Red-Royale-papayaA papaya pilot project sparked through a partnership between a horticultural farmers group and a South African drinks company, has triggered the rise of a new fruit and market in Kapsabet district of Rift Valley, as farmers race to move into the new, fast maturing, disease resistant, dwarf papaya variety called the Red Royale papaya.

The Tapsigei Farmers Union had a two year painful courtship with papaya farming, characterized by incessant diseases and stunted growth of the traditional papaya.


But in February this year when Fizzle Fit Company, a soft drink making company from South Africa, pitched tent in the area looking for suppliers of raw papaya. Impressed by the number of farmers in the farmer group and their commitment to horticulture, the company introduced the farmers to a new hybrid papaya seed, which the farmers promptly adopted.

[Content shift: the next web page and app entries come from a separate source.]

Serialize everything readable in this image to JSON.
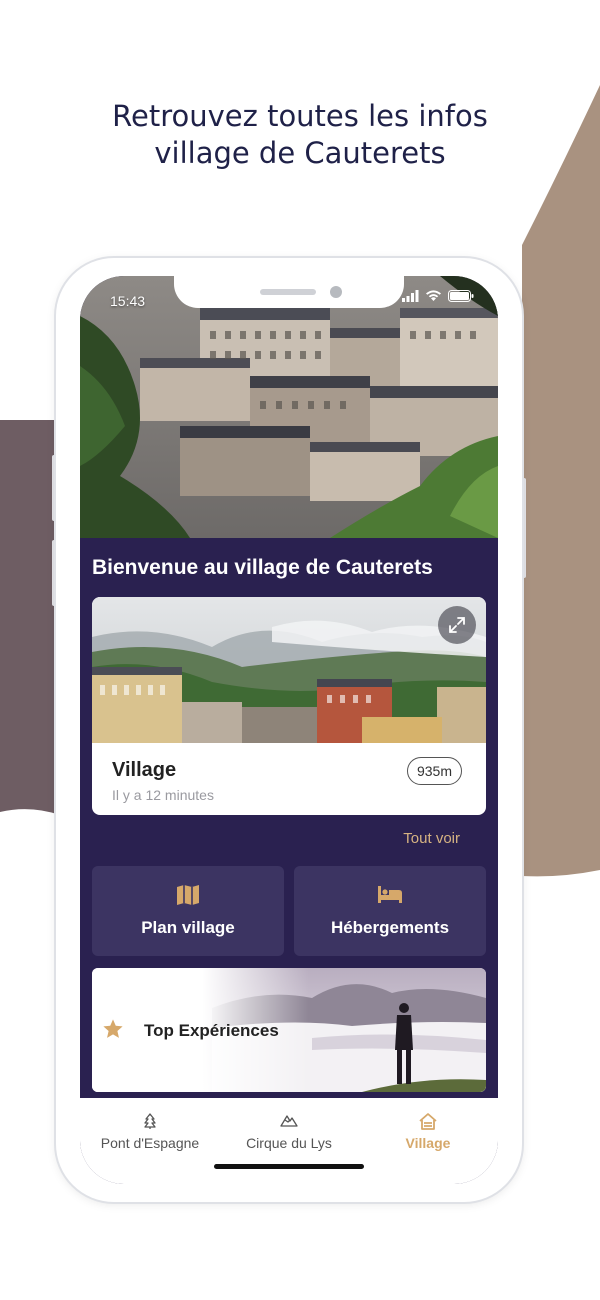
{
  "headline": {
    "line1": "Retrouvez toutes les infos",
    "line2": "village de Cauterets"
  },
  "colors": {
    "navy": "#1f2148",
    "app_background": "#27204a",
    "tile": "#3c3462",
    "accent_gold": "#d6a86a",
    "bg_mauve": "#6e5d63",
    "bg_taupe": "#a99280"
  },
  "status_bar": {
    "time": "15:43",
    "icons": [
      "signal-icon",
      "wifi-icon",
      "battery-icon"
    ]
  },
  "welcome_title": "Bienvenue au village de Cauterets",
  "location_card": {
    "title": "Village",
    "time_ago": "Il y a 12 minutes",
    "distance": "935m",
    "expand_icon": "expand-icon"
  },
  "see_all": "Tout voir",
  "tiles": [
    {
      "label": "Plan village",
      "icon": "map-icon"
    },
    {
      "label": "Hébergements",
      "icon": "bed-icon"
    }
  ],
  "banner": {
    "label": "Top Expériences",
    "icon": "star-icon"
  },
  "tabbar": {
    "tabs": [
      {
        "label": "Pont d'Espagne",
        "icon": "tree-icon",
        "active": false
      },
      {
        "label": "Cirque du Lys",
        "icon": "mountain-icon",
        "active": false
      },
      {
        "label": "Village",
        "icon": "chalet-icon",
        "active": true
      }
    ]
  }
}
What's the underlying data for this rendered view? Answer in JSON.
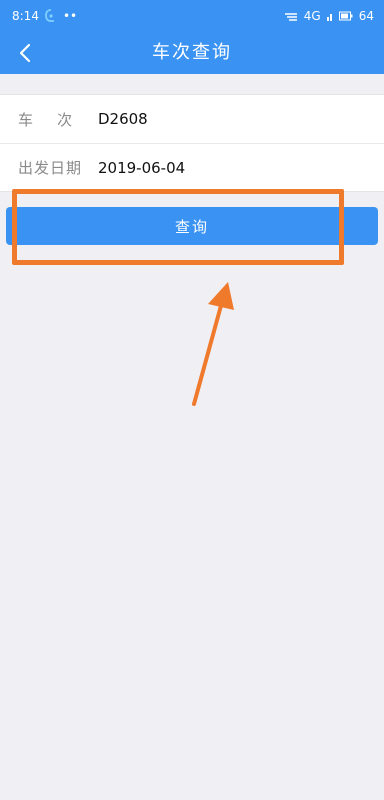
{
  "status_bar": {
    "time": "8:14",
    "dots": "••",
    "network": "4G",
    "battery": "64"
  },
  "header": {
    "title": "车次查询"
  },
  "form": {
    "train_label": "车    次",
    "train_value": "D2608",
    "date_label": "出发日期",
    "date_value": "2019-06-04"
  },
  "query_button": {
    "label": "查询"
  },
  "colors": {
    "primary": "#3a93f2",
    "background": "#efeff4",
    "annotation": "#f07a2c"
  }
}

Eight months later, the farmer group has now exported their first batch of the Red Royale papaya to the South African firm, while also delivering fruit into the local market, to hospitals, hotels and supermarkets.

The farmers, now in their second trial, produced more than Fizzle Fit Company needed, but “just like it is with everything new, locals treated the fruit with suspicion especially due to its somehow reddish colour inside, which they considered strange. But we explained the benefits and even gave free samples for testing. When we next took it to the market, we not only cleared stock, but got numerous requests by customers to assist them with seeds,” said Dominic Rono, one of the members of the farm group.

This has seen the group now multiplying the seeds and packaging them in manageable quantities to sell to local farmers. “This is a revolutionary fruit and we are in the process of approaching the Kenya Plant Health Inspectorate Service to certify our seeds as we plan to distribute them nationally,” he said.

The farm gate price of the Red Royale Papaya is Sh200 and Sh250 to large stores, and the huge appetite for the fruit has seen farmers restrategising to achieve a constant year-round supply. They have divided themselves into three groups with each group planting at a particular period of the month. Every farmer puts back 10 per cent of their earnings into the farmers group to assist fellow farmers with financial difficulties and save for a processor that the group hopes to buy in two years’ time.

The fruit processor will allow the farmers to make and package their own papaya juice as they anticipate the market for Red Royale Papaya will be saturated in a year’s time based on the brisk uptake of the seeds.

The group also plans to invest in value addition of the fruit by making salads, drinks, jam, jelly, marmalade, candies and crystallised fruits. “Right now we are selling the seeds at Sh50 for the smallest pack and that demand is very high. The locals have seen the benefits in terms of sales of the fruit and even as the pioneers in export what we have is not able to satisfy the local market,” said Miriam Cherono, the group’s secretary.

The Red Royale Papaya was first developed by Asia based seed breeder East West Seeds and is dwarf with some of its fruits being less than a foot above the ground, closely bunched, with no gaps between the fruits. On average one tree carries 20 fruits with a fruit weighing 2 to 2.5 kilos compared to ordinary papaya trees, which can hold on maximum 10 fruits. The peel of the fruit, unlike those of ordinary papayas, are usually mixed with the fruit in making the papaya juice and are known to preserve the juice for longer.

To mature from a seedling to the ripe fruits takes seven months compared to nine months for ordinary papayas. The tree has also demonstrated superior resistance to the notorious Papaya ring spot virus responsible for over 65 per cent of spoilt papayas in the farm.

A quarter of an acre can comfortable accommodate 30-40 of the papaya trees with the only meticulous attention needed when it’s a seedling. Once it germinates, it only requires water and does well in mulchy soils. Of the many commercial varieties of papaya grown in Kenya, only Red Royale has been reported to also have resistance to Phytophthora palmivora, an equally devastating Papaya disease.

Written by Bob Koigi for African Laughter